Let $\sigma = \{P,(c_\alpha)_{\alpha<\omega_1},f\}$, and let $\sigma' = \{P,(c_\alpha)_{\alpha<\omega_1},(d_n)_{n<\omega}\}$. Here $P$ is a unary relation symbol, $f$ is a unary function symbol, and the $c_\alpha$ and $d_n$ are constant symbols. Then $\sigma\cap \sigma' = \{P,(c_\alpha)_{\alpha<\omega_1}\}$ Now define: \begin{align*}\Psi &= \{P(c_\alpha)\land P(c_\beta)\land c_\alpha\neq c_\beta\mid \alpha<\beta<\omega_1\}\cup \{\exists x_1\dots\exists x_n(\bigwedge_{i=1}^n \lnot P(x_i)\land \bigwedge_{i\neq j} x_i\neq x_j)\mid n<\omega\}\\ \varphi &: (\forall x\, (P(x)\rightarrow \lnot P(f(x)))\land (\forall x\forall y\, (f(x) = f(y)\rightarrow x = y))\\ \varphi' &: \forall x\, (\lnot P(x)\rightarrow \bigvee_{n<\omega} (x = d_n)) \end{align*}

A model of $\Psi$ has $\omega_1$-many distinct elements named by constants and satisfying $P$ (as well as possibly other elements satisfying $P$), and infinitely many elements satisfying $\lnot P$. I claim that any two such models, say $M$ and $N$, are $\mathcal{L}_{\omega_1,\omega}(\sigma\cap \sigma')$-equivalent. Since any sentence of $\mathcal{L}_{\omega_1,\omega}$ only mentions countably many symbols, it suffices to show that for any countable signature $\sigma^*\subseteq (\sigma\cap \sigma')$, the reducts $M|_{\sigma^*}$ and $N|_{\sigma^*}$ are $\mathcal{L}_{\omega_1,\omega}(\sigma^*)$-equivalent. Now $M|_{\sigma^*}$ and $N|_{\sigma^*}$ consist of countably-many distinct elements named by constants and satisfying $P$, infinitely many other elements satisfying $P$, and infinitely many elements satisfying $\lnot P$. By the infinite Ehrenfeucht-Fraïssé game, $M|_{\sigma^*}$ and $N|_{\sigma^*}$ are $L_{\infty,\omega}(\sigma^*)$-equivalent.

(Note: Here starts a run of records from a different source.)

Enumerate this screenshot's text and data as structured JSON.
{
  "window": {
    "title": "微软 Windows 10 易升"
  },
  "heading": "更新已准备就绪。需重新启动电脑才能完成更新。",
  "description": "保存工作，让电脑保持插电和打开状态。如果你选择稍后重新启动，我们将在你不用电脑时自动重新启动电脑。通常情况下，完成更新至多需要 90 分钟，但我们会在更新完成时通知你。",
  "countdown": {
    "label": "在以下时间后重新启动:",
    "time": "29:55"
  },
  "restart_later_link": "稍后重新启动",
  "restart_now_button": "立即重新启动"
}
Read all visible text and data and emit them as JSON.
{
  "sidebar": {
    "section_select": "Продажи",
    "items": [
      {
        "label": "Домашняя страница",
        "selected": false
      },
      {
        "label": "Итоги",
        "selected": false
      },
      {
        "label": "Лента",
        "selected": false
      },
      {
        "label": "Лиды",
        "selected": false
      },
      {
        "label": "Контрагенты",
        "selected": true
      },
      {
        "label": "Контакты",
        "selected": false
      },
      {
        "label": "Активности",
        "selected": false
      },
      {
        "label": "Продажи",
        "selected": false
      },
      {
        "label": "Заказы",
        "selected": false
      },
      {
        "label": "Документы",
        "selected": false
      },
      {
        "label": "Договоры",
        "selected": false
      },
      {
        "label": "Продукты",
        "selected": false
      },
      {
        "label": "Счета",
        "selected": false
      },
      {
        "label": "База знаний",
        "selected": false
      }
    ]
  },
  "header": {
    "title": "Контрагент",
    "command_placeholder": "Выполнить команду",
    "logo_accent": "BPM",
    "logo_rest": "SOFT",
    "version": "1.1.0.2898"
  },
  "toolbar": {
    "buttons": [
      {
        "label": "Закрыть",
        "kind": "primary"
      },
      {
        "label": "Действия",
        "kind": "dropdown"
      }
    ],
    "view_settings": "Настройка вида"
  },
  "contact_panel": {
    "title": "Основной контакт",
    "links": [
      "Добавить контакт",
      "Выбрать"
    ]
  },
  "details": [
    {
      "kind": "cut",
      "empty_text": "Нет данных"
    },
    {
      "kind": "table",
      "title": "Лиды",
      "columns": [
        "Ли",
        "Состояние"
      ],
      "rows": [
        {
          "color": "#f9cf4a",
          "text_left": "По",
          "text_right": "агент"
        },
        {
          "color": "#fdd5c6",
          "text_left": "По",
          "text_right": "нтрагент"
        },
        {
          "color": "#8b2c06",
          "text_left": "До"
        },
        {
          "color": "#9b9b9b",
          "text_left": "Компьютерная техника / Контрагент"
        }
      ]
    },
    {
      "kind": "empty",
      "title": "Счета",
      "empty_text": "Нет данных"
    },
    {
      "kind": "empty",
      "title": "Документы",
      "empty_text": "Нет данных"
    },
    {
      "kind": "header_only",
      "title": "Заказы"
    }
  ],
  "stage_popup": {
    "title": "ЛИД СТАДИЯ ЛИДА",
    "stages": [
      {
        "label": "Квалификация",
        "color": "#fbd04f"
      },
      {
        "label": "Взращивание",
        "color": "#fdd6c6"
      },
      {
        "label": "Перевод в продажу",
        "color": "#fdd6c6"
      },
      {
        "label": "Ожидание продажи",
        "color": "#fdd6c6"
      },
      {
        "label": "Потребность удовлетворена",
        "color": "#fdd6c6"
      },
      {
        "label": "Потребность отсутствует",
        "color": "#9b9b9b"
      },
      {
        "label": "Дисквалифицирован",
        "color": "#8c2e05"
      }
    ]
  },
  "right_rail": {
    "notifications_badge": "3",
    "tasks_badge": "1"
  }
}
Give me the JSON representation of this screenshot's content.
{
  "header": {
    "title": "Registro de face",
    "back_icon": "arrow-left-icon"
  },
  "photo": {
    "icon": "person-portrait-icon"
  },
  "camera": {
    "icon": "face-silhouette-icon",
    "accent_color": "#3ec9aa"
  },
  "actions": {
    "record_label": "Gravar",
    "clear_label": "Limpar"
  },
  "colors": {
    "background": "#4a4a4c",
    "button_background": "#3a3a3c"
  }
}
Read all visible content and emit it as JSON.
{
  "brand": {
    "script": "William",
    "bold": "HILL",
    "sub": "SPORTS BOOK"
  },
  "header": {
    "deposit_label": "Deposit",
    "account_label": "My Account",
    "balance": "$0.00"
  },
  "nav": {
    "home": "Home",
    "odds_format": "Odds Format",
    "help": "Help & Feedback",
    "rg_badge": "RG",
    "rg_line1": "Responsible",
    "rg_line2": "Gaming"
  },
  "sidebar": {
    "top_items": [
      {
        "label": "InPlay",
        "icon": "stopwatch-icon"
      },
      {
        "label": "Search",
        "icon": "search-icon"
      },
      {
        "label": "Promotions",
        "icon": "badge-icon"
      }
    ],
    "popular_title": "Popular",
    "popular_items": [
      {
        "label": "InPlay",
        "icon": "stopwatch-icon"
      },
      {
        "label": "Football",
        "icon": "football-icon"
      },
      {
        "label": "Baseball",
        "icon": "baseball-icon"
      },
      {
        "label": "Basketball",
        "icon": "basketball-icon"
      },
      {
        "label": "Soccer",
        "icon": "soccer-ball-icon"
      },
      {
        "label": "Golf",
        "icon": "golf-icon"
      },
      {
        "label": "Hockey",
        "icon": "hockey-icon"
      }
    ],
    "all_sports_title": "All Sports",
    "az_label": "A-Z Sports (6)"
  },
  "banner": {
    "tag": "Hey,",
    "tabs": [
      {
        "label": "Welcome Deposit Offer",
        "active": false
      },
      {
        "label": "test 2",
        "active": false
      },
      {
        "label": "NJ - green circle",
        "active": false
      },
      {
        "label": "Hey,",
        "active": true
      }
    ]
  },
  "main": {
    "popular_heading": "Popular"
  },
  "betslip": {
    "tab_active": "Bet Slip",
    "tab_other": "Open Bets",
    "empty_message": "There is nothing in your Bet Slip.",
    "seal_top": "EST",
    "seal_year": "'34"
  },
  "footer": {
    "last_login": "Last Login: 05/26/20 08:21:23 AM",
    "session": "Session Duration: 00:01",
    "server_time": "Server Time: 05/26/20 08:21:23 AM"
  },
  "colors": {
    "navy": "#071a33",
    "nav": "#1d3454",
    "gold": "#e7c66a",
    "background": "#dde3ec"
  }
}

A model of $\Psi\cup \{\varphi\}$ is a model $M$ of $\Psi$ together with an injective function $f\colon M\to M$ which maps $P$ into $\lnot P$. This is satisfiable, e.g. by taking $P$ to be $\omega_1$, with $c_\alpha = \alpha$, taking $\lnot P$ to be a disjoint set $X$ of size $\aleph_1$, and taking $f = g\cup g^{-1}$, where $g$ is a bijection $X\to \omega_1$.

A model of $\Psi\cup \{\varphi'\}$ is a model $M$ of $\Psi$ such that every element of $\lnot P$ is named by some constant $d_n$. This is satisfiable, e.g. by taking $P$ to be $\omega_1$, with $c_\alpha = \alpha$, taking $\lnot P$ to be a disjoint countably infinite set, each element of which is the interpretation of one of the constants $d_n$.

But $\Psi\cup \{\varphi,\varphi'\}$ is not satisfiable, because $\varphi$ forces $\lnot P$ to be uncountable, while $\varphi'$ forces $\lnot P$ to be countable.